Aim of the task:
Below is a block of records; please copy all of them exactly.

[[ Material supplied open ]]

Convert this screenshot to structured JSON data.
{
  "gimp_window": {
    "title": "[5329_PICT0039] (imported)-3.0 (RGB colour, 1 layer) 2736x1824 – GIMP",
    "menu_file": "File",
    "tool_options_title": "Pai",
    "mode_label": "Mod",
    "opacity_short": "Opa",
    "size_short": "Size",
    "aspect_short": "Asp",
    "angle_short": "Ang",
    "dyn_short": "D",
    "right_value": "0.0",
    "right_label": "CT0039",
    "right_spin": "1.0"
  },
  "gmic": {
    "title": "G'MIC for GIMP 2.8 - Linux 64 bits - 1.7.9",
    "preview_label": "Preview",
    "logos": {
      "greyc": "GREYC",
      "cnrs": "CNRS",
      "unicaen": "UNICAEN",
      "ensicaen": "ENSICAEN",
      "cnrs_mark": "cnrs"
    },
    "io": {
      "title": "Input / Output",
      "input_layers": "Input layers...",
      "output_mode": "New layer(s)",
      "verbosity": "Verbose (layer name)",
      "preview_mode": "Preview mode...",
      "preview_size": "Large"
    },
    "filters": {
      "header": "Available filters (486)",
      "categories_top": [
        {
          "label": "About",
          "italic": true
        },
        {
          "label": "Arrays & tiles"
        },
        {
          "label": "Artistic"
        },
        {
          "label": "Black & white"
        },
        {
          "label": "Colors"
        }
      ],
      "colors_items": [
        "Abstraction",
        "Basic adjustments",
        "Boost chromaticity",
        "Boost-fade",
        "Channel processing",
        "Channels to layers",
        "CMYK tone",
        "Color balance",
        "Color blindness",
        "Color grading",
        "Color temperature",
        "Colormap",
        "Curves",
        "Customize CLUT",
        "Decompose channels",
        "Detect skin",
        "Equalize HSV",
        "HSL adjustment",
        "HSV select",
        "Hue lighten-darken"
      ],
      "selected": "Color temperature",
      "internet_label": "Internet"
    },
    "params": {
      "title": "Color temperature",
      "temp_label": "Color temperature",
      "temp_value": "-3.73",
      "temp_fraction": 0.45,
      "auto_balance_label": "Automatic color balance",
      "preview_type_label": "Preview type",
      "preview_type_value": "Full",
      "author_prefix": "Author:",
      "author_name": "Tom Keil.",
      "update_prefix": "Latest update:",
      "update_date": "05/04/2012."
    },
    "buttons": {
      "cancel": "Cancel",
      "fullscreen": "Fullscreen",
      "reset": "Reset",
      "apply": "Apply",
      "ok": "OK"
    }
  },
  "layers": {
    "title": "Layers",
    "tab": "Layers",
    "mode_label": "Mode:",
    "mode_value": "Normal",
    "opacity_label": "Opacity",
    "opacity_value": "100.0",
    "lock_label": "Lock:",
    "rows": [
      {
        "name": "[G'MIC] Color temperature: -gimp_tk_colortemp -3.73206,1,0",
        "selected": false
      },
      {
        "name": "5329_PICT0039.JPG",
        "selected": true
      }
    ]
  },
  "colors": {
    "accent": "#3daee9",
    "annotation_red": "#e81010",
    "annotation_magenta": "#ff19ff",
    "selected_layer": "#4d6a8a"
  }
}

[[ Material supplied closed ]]

Output for this exercise:
Convert this screenshot to structured JSON data.
{
  "gimp_window": {
    "title": "[5329_PICT0039] (imported)-3.0 (RGB colour, 1 layer) 2736x1824 – GIMP",
    "menu_file": "File",
    "tool_options_title": "Pai",
    "mode_label": "Mod",
    "opacity_short": "Opa",
    "size_short": "Size",
    "aspect_short": "Asp",
    "angle_short": "Ang",
    "dyn_short": "D",
    "right_value": "0.0",
    "right_label": "CT0039",
    "right_spin": "1.0"
  },
  "gmic": {
    "title": "G'MIC for GIMP 2.8 - Linux 64 bits - 1.7.9",
    "preview_label": "Preview",
    "logos": {
      "greyc": "GREYC",
      "cnrs": "CNRS",
      "unicaen": "UNICAEN",
      "ensicaen": "ENSICAEN",
      "cnrs_mark": "cnrs"
    },
    "io": {
      "title": "Input / Output",
      "input_layers": "Input layers...",
      "output_mode": "New layer(s)",
      "verbosity": "Verbose (layer name)",
      "preview_mode": "Preview mode...",
      "preview_size": "Large"
    },
    "filters": {
      "header": "Available filters (486)",
      "categories_top": [
        {
          "label": "About",
          "italic": true
        },
        {
          "label": "Arrays & tiles"
        },
        {
          "label": "Artistic"
        },
        {
          "label": "Black & white"
        },
        {
          "label": "Colors"
        }
      ],
      "colors_items": [
        "Abstraction",
        "Basic adjustments",
        "Boost chromaticity",
        "Boost-fade",
        "Channel processing",
        "Channels to layers",
        "CMYK tone",
        "Color balance",
        "Color blindness",
        "Color grading",
        "Color temperature",
        "Colormap",
        "Curves",
        "Customize CLUT",
        "Decompose channels",
        "Detect skin",
        "Equalize HSV",
        "HSL adjustment",
        "HSV select",
        "Hue lighten-darken"
      ],
      "selected": "Color temperature",
      "internet_label": "Internet"
    },
    "params": {
      "title": "Color temperature",
      "temp_label": "Color temperature",
      "temp_value": "-3.73",
      "temp_fraction": 0.45,
      "auto_balance_label": "Automatic color balance",
      "preview_type_label": "Preview type",
      "preview_type_value": "Full",
      "author_prefix": "Author:",
      "author_name": "Tom Keil.",
      "update_prefix": "Latest update:",
      "update_date": "05/04/2012."
    },
    "buttons": {
      "cancel": "Cancel",
      "fullscreen": "Fullscreen",
      "reset": "Reset",
      "apply": "Apply",
      "ok": "OK"
    }
  },
  "layers": {
    "title": "Layers",
    "tab": "Layers",
    "mode_label": "Mode:",
    "mode_value": "Normal",
    "opacity_label": "Opacity",
    "opacity_value": "100.0",
    "lock_label": "Lock:",
    "rows": [
      {
        "name": "[G'MIC] Color temperature: -gimp_tk_colortemp -3.73206,1,0",
        "selected": false
      },
      {
        "name": "5329_PICT0039.JPG",
        "selected": true
      }
    ]
  },
  "colors": {
    "accent": "#3daee9",
    "annotation_red": "#e81010",
    "annotation_magenta": "#ff19ff",
    "selected_layer": "#4d6a8a"
  }
}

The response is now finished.